*** Opening of LISTED ENTRIES ***

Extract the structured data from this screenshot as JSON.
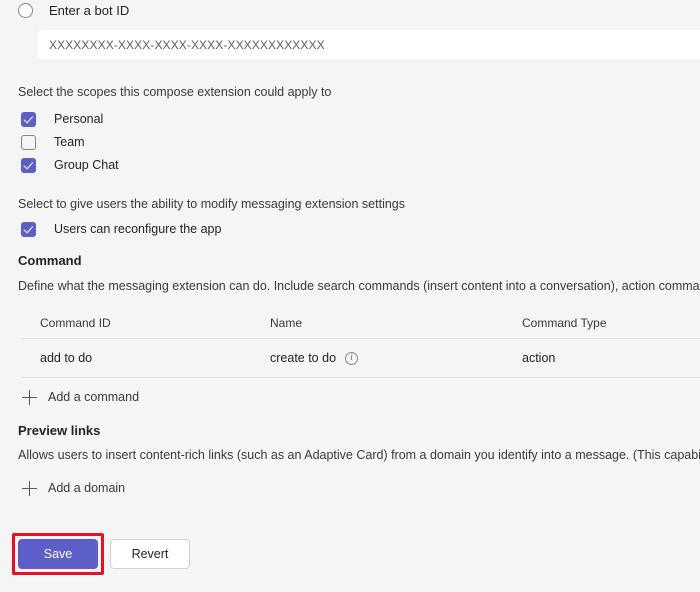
{
  "bot": {
    "radio_label": "Enter a bot ID",
    "radio_selected": false,
    "input_value": "XXXXXXXX-XXXX-XXXX-XXXX-XXXXXXXXXXXX"
  },
  "scopes": {
    "prompt": "Select the scopes this compose extension could apply to",
    "items": [
      {
        "label": "Personal",
        "checked": true
      },
      {
        "label": "Team",
        "checked": false
      },
      {
        "label": "Group Chat",
        "checked": true
      }
    ]
  },
  "settings": {
    "prompt": "Select to give users the ability to modify messaging extension settings",
    "items": [
      {
        "label": "Users can reconfigure the app",
        "checked": true
      }
    ]
  },
  "command_section": {
    "heading": "Command",
    "description": "Define what the messaging extension can do. Include search commands (insert content into a conversation), action commands (a",
    "columns": [
      "Command ID",
      "Name",
      "Command Type"
    ],
    "rows": [
      {
        "command_id": "add to do",
        "name": "create to do",
        "name_info_icon": "info-icon",
        "command_type": "action"
      }
    ],
    "add_label": "Add a command",
    "add_icon": "plus-icon"
  },
  "preview_links": {
    "heading": "Preview links",
    "description": "Allows users to insert content-rich links (such as an Adaptive Card) from a domain you identify into a message. (This capability is",
    "add_label": "Add a domain",
    "add_icon": "plus-icon"
  },
  "footer": {
    "save_label": "Save",
    "revert_label": "Revert"
  },
  "colors": {
    "accent": "#5b5fc7",
    "background": "#f5f5f5",
    "highlight": "#e81123",
    "divider": "#e1dfdd"
  }
}
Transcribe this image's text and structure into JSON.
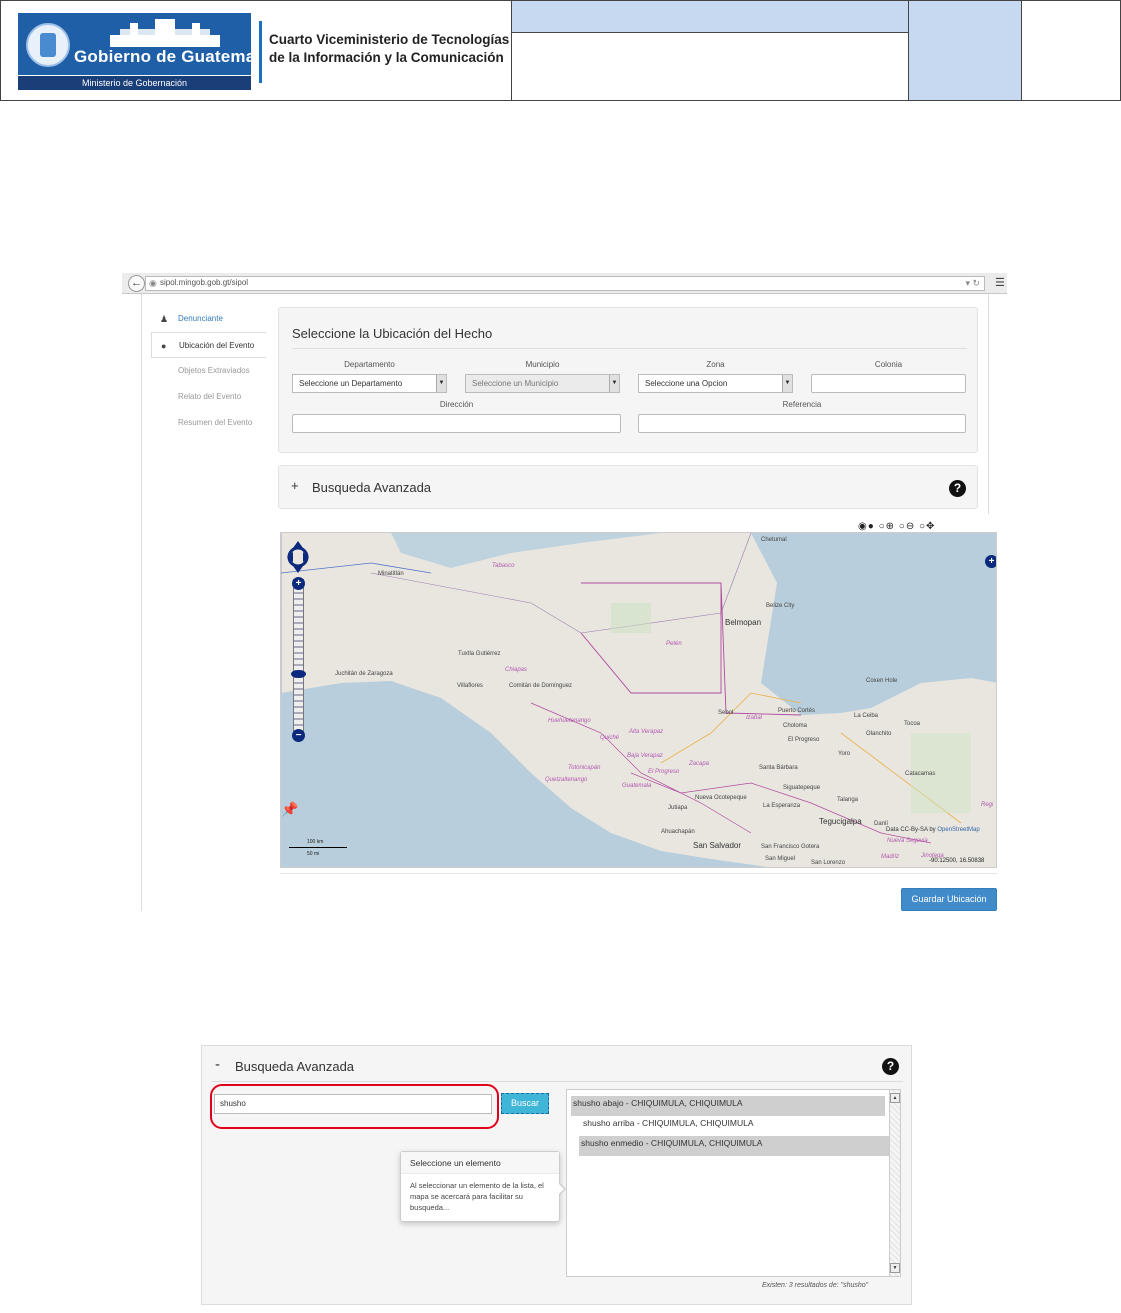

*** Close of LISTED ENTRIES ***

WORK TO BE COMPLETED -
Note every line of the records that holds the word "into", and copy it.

THE COMPLETED TASK -
    "description": "Define what the messaging extension can do. Include search commands (insert content into a conversation), action commands (a",
    "description": "Allows users to insert content-rich links (such as an Adaptive Card) from a domain you identify into a message. (This capability is",
Transcribe this image's text and structure into JSON.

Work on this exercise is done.